ABOUT THIS EXERCISE:
Go through the entries and copy every line that has the string "Application" in it.

DATA EXCERPTS:
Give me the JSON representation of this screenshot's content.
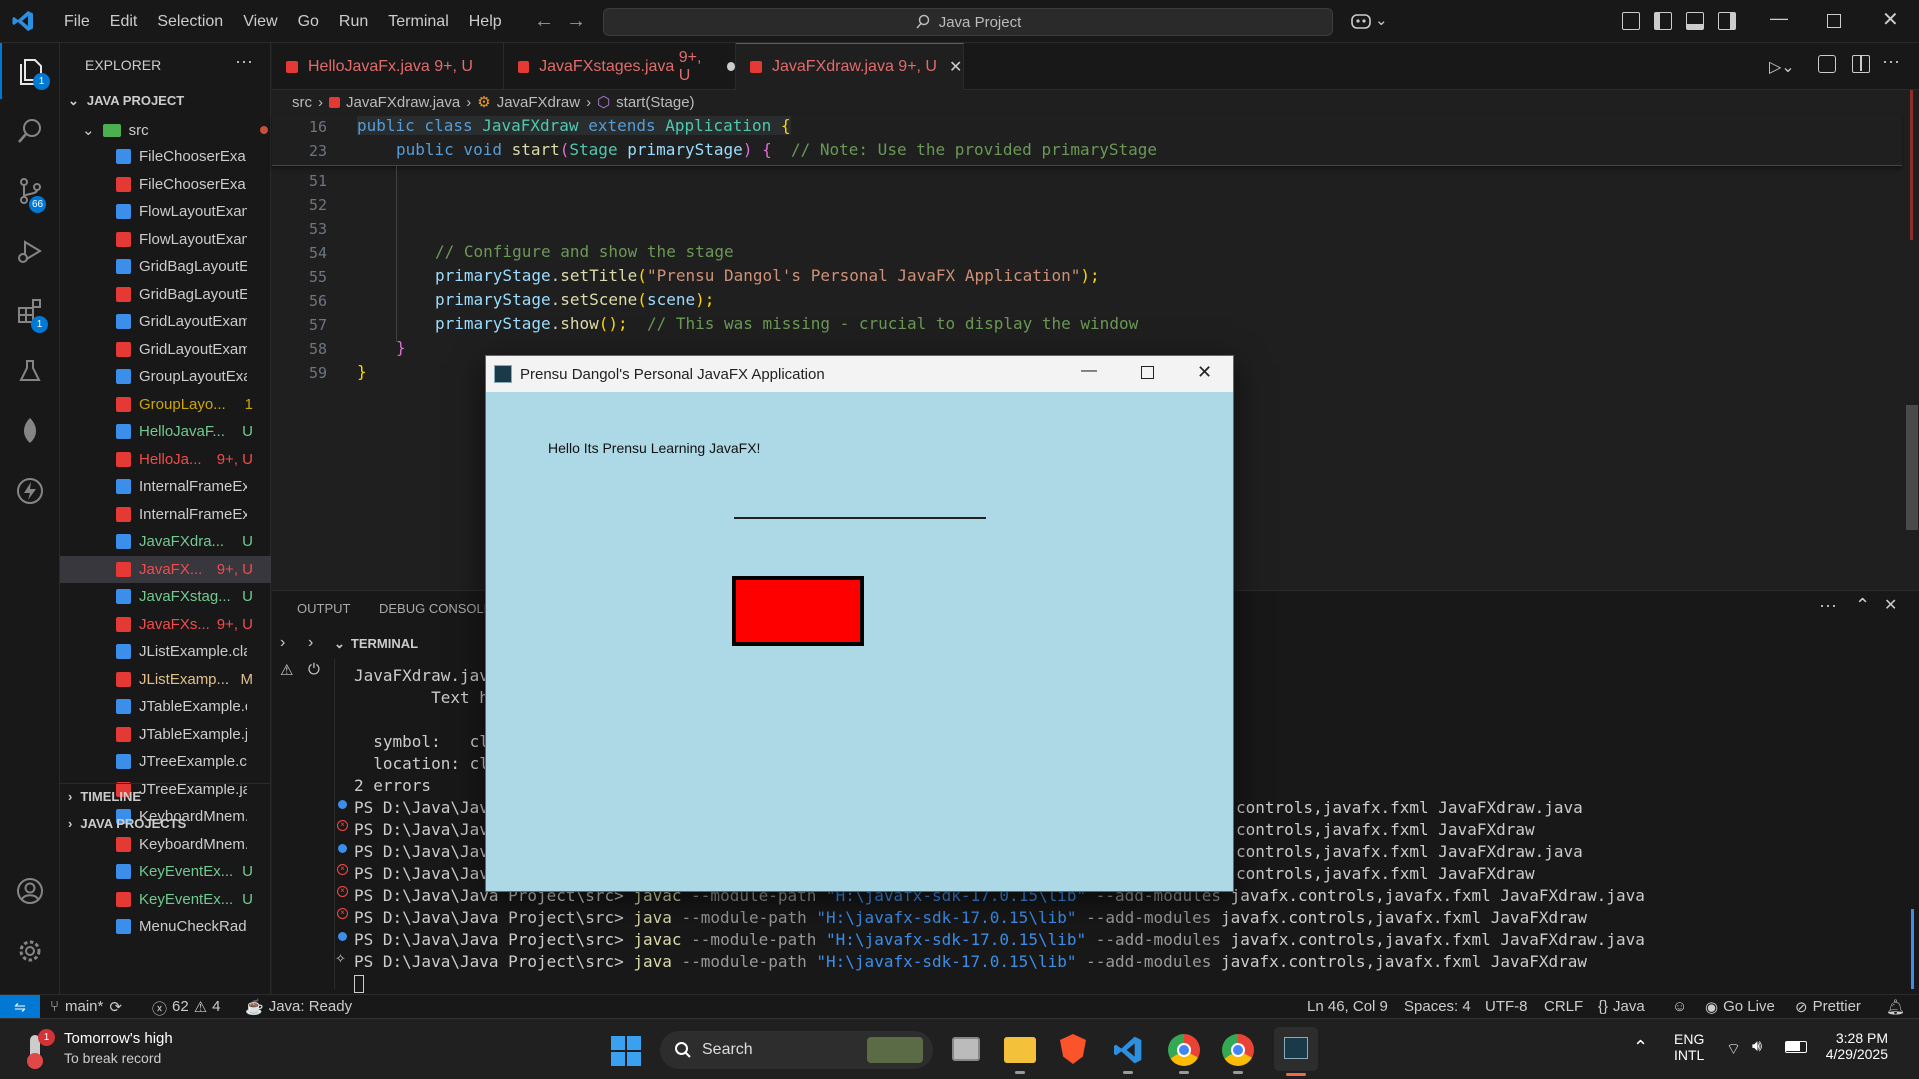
{
  "titlebar": {
    "menu": [
      "File",
      "Edit",
      "Selection",
      "View",
      "Go",
      "Run",
      "Terminal",
      "Help"
    ],
    "search": "Java Project"
  },
  "activity": {
    "explorer_badge": "1",
    "scm_badge": "66",
    "extensions_badge": "1"
  },
  "sidebar": {
    "header": "EXPLORER",
    "project": "JAVA PROJECT",
    "src": "src",
    "files": [
      {
        "name": "FileChooserExa...",
        "status": "",
        "color": "#3b8eea",
        "text": "#cccccc"
      },
      {
        "name": "FileChooserExa...",
        "status": "",
        "color": "#e53935",
        "text": "#cccccc"
      },
      {
        "name": "FlowLayoutExam...",
        "status": "",
        "color": "#3b8eea",
        "text": "#cccccc"
      },
      {
        "name": "FlowLayoutExam...",
        "status": "",
        "color": "#e53935",
        "text": "#cccccc"
      },
      {
        "name": "GridBagLayoutE...",
        "status": "",
        "color": "#3b8eea",
        "text": "#cccccc"
      },
      {
        "name": "GridBagLayoutE...",
        "status": "",
        "color": "#e53935",
        "text": "#cccccc"
      },
      {
        "name": "GridLayoutExam...",
        "status": "",
        "color": "#3b8eea",
        "text": "#cccccc"
      },
      {
        "name": "GridLayoutExam...",
        "status": "",
        "color": "#e53935",
        "text": "#cccccc"
      },
      {
        "name": "GroupLayoutExa...",
        "status": "",
        "color": "#3b8eea",
        "text": "#cccccc"
      },
      {
        "name": "GroupLayo...",
        "status": "1",
        "color": "#e53935",
        "text": "#cca700"
      },
      {
        "name": "HelloJavaF...",
        "status": "U",
        "color": "#3b8eea",
        "text": "#73c991"
      },
      {
        "name": "HelloJa...",
        "status": "9+, U",
        "color": "#e53935",
        "text": "#f14c4c"
      },
      {
        "name": "InternalFrameEx...",
        "status": "",
        "color": "#3b8eea",
        "text": "#cccccc"
      },
      {
        "name": "InternalFrameEx...",
        "status": "",
        "color": "#e53935",
        "text": "#cccccc"
      },
      {
        "name": "JavaFXdra...",
        "status": "U",
        "color": "#3b8eea",
        "text": "#73c991"
      },
      {
        "name": "JavaFX...",
        "status": "9+, U",
        "color": "#e53935",
        "text": "#f14c4c"
      },
      {
        "name": "JavaFXstag...",
        "status": "U",
        "color": "#3b8eea",
        "text": "#73c991"
      },
      {
        "name": "JavaFXs...",
        "status": "9+, U",
        "color": "#e53935",
        "text": "#f14c4c"
      },
      {
        "name": "JListExample.class",
        "status": "",
        "color": "#3b8eea",
        "text": "#cccccc"
      },
      {
        "name": "JListExamp...",
        "status": "M",
        "color": "#e53935",
        "text": "#e2c08d"
      },
      {
        "name": "JTableExample.cl...",
        "status": "",
        "color": "#3b8eea",
        "text": "#cccccc"
      },
      {
        "name": "JTableExample.ja...",
        "status": "",
        "color": "#e53935",
        "text": "#cccccc"
      },
      {
        "name": "JTreeExample.cla...",
        "status": "",
        "color": "#3b8eea",
        "text": "#cccccc"
      },
      {
        "name": "JTreeExample.java",
        "status": "",
        "color": "#e53935",
        "text": "#cccccc"
      },
      {
        "name": "KeyboardMnem...",
        "status": "",
        "color": "#3b8eea",
        "text": "#cccccc"
      },
      {
        "name": "KeyboardMnem...",
        "status": "",
        "color": "#e53935",
        "text": "#cccccc"
      },
      {
        "name": "KeyEventEx...",
        "status": "U",
        "color": "#3b8eea",
        "text": "#73c991"
      },
      {
        "name": "KeyEventEx...",
        "status": "U",
        "color": "#e53935",
        "text": "#73c991"
      },
      {
        "name": "MenuCheckRadi...",
        "status": "",
        "color": "#3b8eea",
        "text": "#cccccc"
      }
    ],
    "timeline": "TIMELINE",
    "java_projects": "JAVA PROJECTS"
  },
  "tabs": [
    {
      "label": "HelloJavaFx.java",
      "status": "9+, U"
    },
    {
      "label": "JavaFXstages.java",
      "status": "9+, U"
    },
    {
      "label": "JavaFXdraw.java",
      "status": "9+, U"
    }
  ],
  "breadcrumb": {
    "a": "src",
    "b": "JavaFXdraw.java",
    "c": "JavaFXdraw",
    "d": "start(Stage)"
  },
  "code": {
    "line_numbers": [
      "16",
      "23",
      "51",
      "52",
      "53",
      "54",
      "55",
      "56",
      "57",
      "58",
      "59"
    ],
    "l16": {
      "kw1": "public class ",
      "cls": "JavaFXdraw",
      "kw2": " extends ",
      "base": "Application",
      "brace": " {"
    },
    "l23": {
      "kw": "public void ",
      "fn": "start",
      "op": "(",
      "ty": "Stage",
      "pa": " primaryStage",
      "cl": ") {",
      "cm": "  // Note: Use the provided primaryStage"
    },
    "l54": "// Configure and show the stage",
    "l55": {
      "obj": "primaryStage",
      "dot": ".",
      "fn": "setTitle",
      "op": "(",
      "str": "\"Prensu Dangol's Personal JavaFX Application\"",
      "end": ");"
    },
    "l56": {
      "obj": "primaryStage",
      "dot": ".",
      "fn": "setScene",
      "op": "(",
      "arg": "scene",
      "end": ");"
    },
    "l57": {
      "obj": "primaryStage",
      "dot": ".",
      "fn": "show",
      "end": "();",
      "cm": "  // This was missing - crucial to display the window"
    },
    "l58": "}",
    "l59": "}"
  },
  "panel": {
    "tabs": [
      "OUTPUT",
      "DEBUG CONSOLE"
    ],
    "terminal_label": "TERMINAL",
    "lines": [
      "JavaFXdraw.java",
      "        Text he",
      "",
      "  symbol:   cla",
      "  location: cla",
      "2 errors"
    ],
    "prompt": "PS D:\\Java\\Java",
    "right_lines": [
      "controls,javafx.fxml JavaFXdraw.java",
      "controls,javafx.fxml JavaFXdraw",
      "controls,javafx.fxml JavaFXdraw.java",
      "controls,javafx.fxml JavaFXdraw"
    ],
    "full_prompt": "PS D:\\Java\\Java Project\\src> ",
    "full_prompt_partial": " Project\\src> ",
    "cmd_javac": "javac",
    "cmd_java": "java",
    "module_flag": " --module-path ",
    "module_path": "\"H:\\javafx-sdk-17.0.15\\lib\"",
    "add_modules": " --add-modules ",
    "modules": "javafx.controls,javafx.fxml",
    "target_java": " JavaFXdraw.java",
    "target_class": " JavaFXdraw"
  },
  "fxwindow": {
    "title": "Prensu Dangol's Personal JavaFX Application",
    "text": "Hello Its Prensu Learning JavaFX!",
    "bg": "#add8e6",
    "rect_color": "#ff0000"
  },
  "status": {
    "branch": "main*",
    "errors": "62",
    "warnings": "4",
    "java": "Java: Ready",
    "position": "Ln 46, Col 9",
    "spaces": "Spaces: 4",
    "encoding": "UTF-8",
    "eol": "CRLF",
    "lang": "Java",
    "golive": "Go Live",
    "prettier": "Prettier"
  },
  "taskbar": {
    "weather_title": "Tomorrow's high",
    "weather_sub": "To break record",
    "weather_badge": "1",
    "search": "Search",
    "lang1": "ENG",
    "lang2": "INTL",
    "time": "3:28 PM",
    "date": "4/29/2025"
  }
}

ANSWER SPACE:
      "base": "Application",
      "str": "\"Prensu Dangol's Personal JavaFX Application\"",
    "title": "Prensu Dangol's Personal JavaFX Application",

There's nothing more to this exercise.